Assignment: Look below and pull out each line with the word "title".

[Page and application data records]
---+---

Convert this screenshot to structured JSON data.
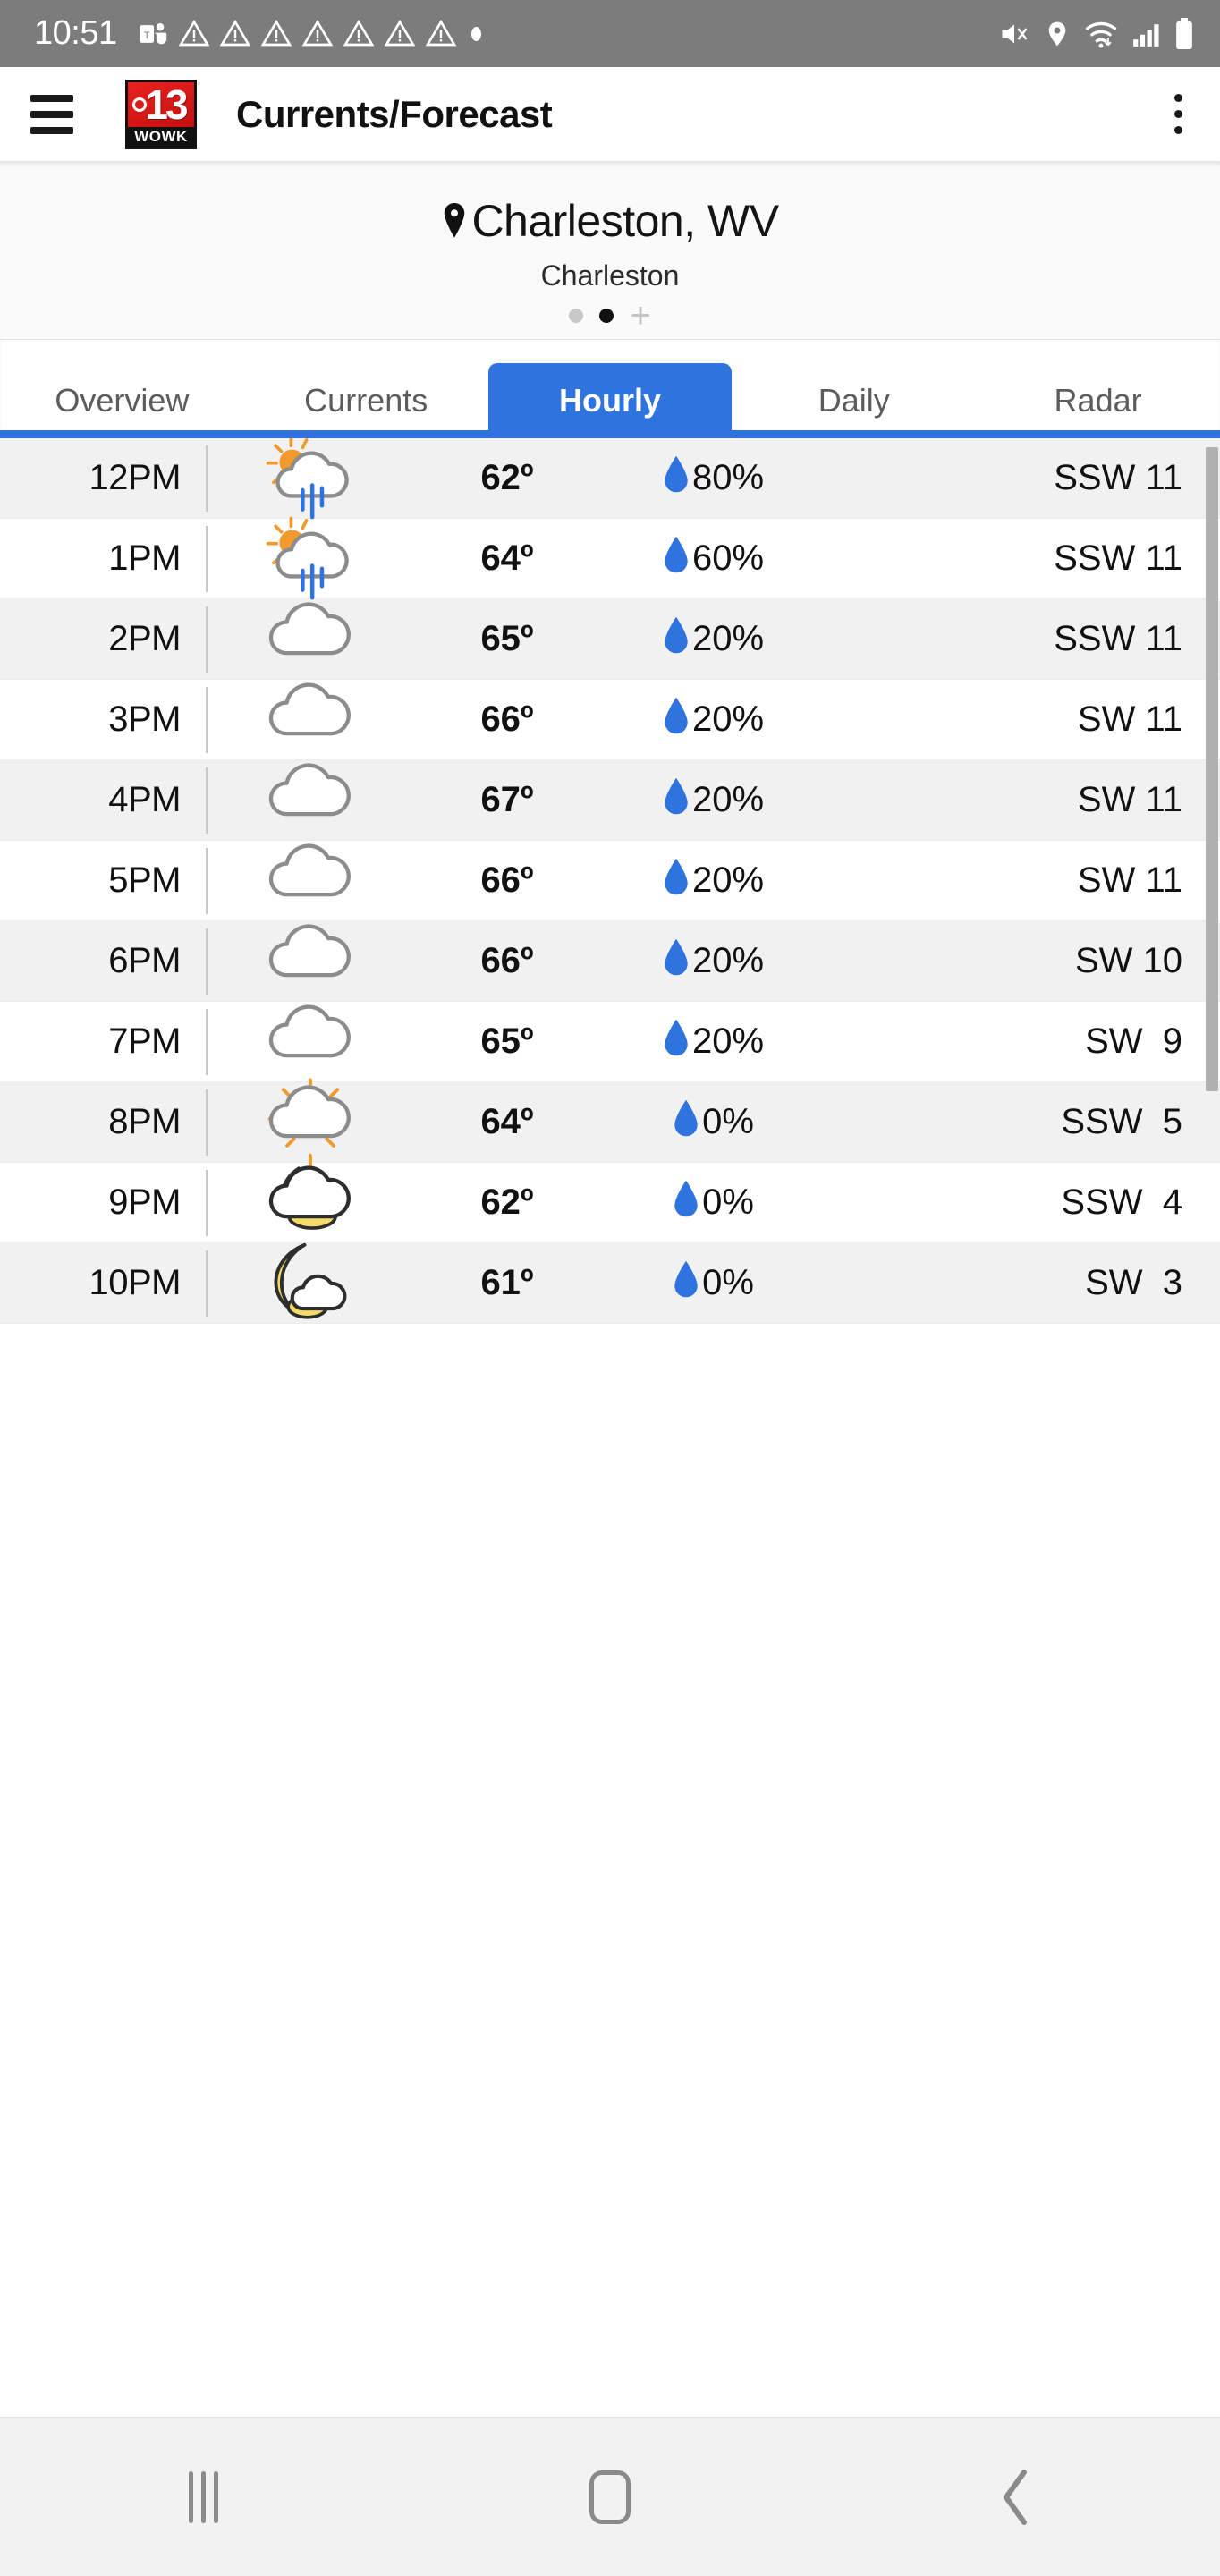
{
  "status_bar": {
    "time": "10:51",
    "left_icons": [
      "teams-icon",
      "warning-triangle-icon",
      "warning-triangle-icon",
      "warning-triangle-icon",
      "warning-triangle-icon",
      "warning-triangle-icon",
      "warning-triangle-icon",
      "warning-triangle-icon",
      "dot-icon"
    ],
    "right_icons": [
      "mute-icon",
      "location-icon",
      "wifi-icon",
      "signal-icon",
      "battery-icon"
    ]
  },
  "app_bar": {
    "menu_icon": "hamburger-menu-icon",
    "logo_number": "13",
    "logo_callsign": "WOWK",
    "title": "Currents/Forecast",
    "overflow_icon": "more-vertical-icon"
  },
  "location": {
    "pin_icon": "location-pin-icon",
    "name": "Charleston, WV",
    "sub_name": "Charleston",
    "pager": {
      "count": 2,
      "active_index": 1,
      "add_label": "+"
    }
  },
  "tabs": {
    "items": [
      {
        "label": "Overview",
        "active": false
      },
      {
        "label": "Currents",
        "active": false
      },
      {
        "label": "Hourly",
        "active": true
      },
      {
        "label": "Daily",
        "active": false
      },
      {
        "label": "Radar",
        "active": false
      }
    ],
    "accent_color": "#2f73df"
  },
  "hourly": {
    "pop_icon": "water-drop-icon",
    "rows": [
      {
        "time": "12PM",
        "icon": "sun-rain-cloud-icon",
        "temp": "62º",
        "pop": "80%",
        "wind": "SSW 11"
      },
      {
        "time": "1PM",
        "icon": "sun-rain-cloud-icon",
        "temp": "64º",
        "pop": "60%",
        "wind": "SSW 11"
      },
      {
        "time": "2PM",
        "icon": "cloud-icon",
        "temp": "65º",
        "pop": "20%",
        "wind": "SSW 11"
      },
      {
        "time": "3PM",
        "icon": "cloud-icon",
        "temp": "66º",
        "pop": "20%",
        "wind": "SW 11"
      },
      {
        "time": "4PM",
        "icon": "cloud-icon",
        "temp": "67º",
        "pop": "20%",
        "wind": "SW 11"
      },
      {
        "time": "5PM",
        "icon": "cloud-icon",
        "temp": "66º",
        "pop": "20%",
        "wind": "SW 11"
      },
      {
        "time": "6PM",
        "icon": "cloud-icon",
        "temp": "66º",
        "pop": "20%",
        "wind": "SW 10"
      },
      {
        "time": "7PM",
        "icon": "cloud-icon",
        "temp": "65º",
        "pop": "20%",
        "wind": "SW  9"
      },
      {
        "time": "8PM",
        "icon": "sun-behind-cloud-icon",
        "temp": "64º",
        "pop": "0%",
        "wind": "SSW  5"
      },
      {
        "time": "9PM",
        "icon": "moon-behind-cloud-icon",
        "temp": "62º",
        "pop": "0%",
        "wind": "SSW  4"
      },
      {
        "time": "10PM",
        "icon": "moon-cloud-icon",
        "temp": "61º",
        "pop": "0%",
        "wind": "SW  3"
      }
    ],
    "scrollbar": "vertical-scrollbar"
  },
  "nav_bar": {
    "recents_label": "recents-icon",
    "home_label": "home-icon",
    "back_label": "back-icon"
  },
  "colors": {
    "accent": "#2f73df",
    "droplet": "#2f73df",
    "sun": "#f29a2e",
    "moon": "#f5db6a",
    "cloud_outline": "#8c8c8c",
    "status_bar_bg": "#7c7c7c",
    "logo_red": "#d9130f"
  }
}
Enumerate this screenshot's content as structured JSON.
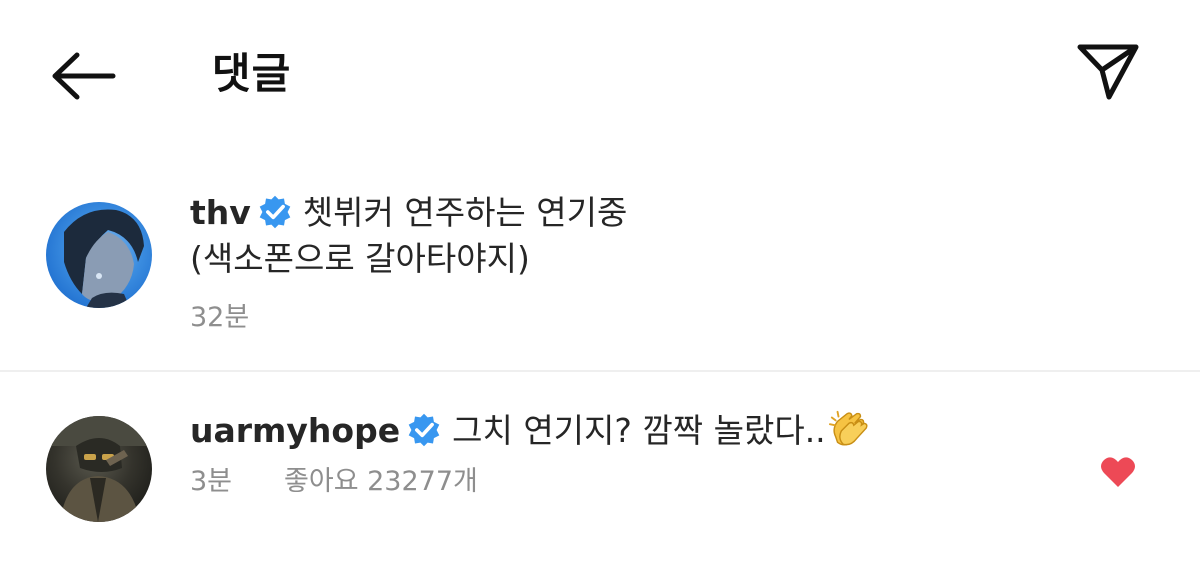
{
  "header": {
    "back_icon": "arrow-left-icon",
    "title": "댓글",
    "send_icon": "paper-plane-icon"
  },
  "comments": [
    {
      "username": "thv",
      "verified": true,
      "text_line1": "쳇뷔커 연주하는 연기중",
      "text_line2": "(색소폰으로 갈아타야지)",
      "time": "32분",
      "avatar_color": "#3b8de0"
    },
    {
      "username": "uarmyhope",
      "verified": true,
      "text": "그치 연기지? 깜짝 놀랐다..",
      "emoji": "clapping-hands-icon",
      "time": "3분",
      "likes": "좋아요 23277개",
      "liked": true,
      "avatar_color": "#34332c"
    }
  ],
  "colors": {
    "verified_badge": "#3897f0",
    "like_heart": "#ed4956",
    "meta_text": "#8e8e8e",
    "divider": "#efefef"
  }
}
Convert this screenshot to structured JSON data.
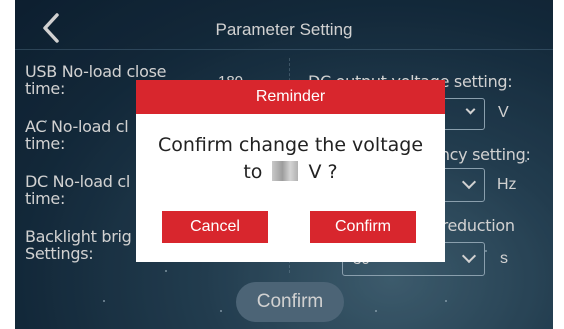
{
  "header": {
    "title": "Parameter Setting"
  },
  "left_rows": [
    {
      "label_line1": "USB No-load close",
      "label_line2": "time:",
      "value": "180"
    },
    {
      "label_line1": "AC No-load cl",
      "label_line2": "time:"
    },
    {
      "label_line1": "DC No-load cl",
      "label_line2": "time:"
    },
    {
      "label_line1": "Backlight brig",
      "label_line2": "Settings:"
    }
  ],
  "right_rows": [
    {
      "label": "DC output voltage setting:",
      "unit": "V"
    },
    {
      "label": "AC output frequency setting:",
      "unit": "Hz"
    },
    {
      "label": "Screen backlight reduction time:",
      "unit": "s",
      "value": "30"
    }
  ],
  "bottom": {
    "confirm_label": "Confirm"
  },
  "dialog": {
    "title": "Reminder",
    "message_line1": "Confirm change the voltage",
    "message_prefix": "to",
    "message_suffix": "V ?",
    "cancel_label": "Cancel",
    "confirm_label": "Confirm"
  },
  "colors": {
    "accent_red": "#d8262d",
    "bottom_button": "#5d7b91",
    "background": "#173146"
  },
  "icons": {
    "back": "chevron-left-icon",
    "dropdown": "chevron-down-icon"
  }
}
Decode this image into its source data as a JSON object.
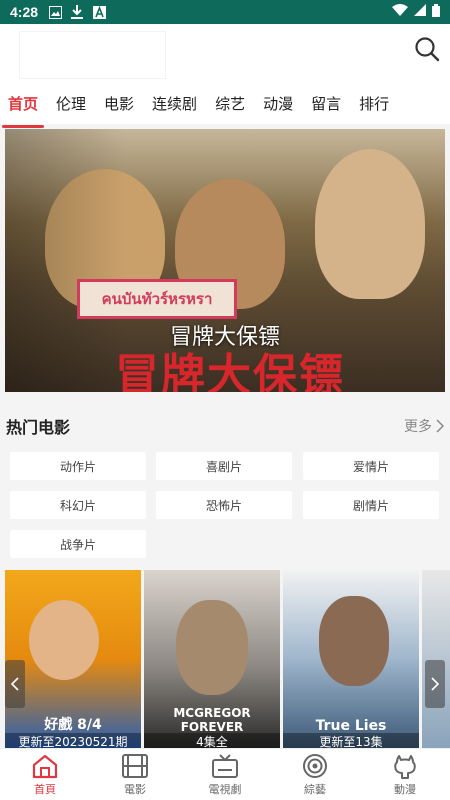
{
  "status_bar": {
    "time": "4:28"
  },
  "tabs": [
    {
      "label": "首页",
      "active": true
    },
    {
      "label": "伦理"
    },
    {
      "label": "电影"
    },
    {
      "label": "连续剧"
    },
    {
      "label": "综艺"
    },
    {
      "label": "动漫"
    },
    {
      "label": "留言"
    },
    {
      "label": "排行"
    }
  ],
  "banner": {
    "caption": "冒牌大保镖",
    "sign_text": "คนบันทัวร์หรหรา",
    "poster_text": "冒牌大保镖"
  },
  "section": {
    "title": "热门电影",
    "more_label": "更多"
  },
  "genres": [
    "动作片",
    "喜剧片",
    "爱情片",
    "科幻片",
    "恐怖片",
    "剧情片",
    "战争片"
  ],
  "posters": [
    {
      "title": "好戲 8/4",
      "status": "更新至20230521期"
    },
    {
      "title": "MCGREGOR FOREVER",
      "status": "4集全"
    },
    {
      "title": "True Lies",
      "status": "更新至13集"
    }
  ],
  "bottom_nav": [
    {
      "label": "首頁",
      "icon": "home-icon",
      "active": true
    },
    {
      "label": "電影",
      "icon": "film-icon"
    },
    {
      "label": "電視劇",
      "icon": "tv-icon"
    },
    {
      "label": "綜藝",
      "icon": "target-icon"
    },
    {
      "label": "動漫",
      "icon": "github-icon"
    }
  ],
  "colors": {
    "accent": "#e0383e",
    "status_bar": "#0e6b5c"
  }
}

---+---

Finished exercise:
    "title": "Currents/Forecast",
    "title": "댓글",
    "title": "Parameter Setting"
    "title": "Reminder",
    "title": "热门电影",
      "title": "好戲 8/4",
      "title": "MCGREGOR FOREVER",
      "title": "True Lies",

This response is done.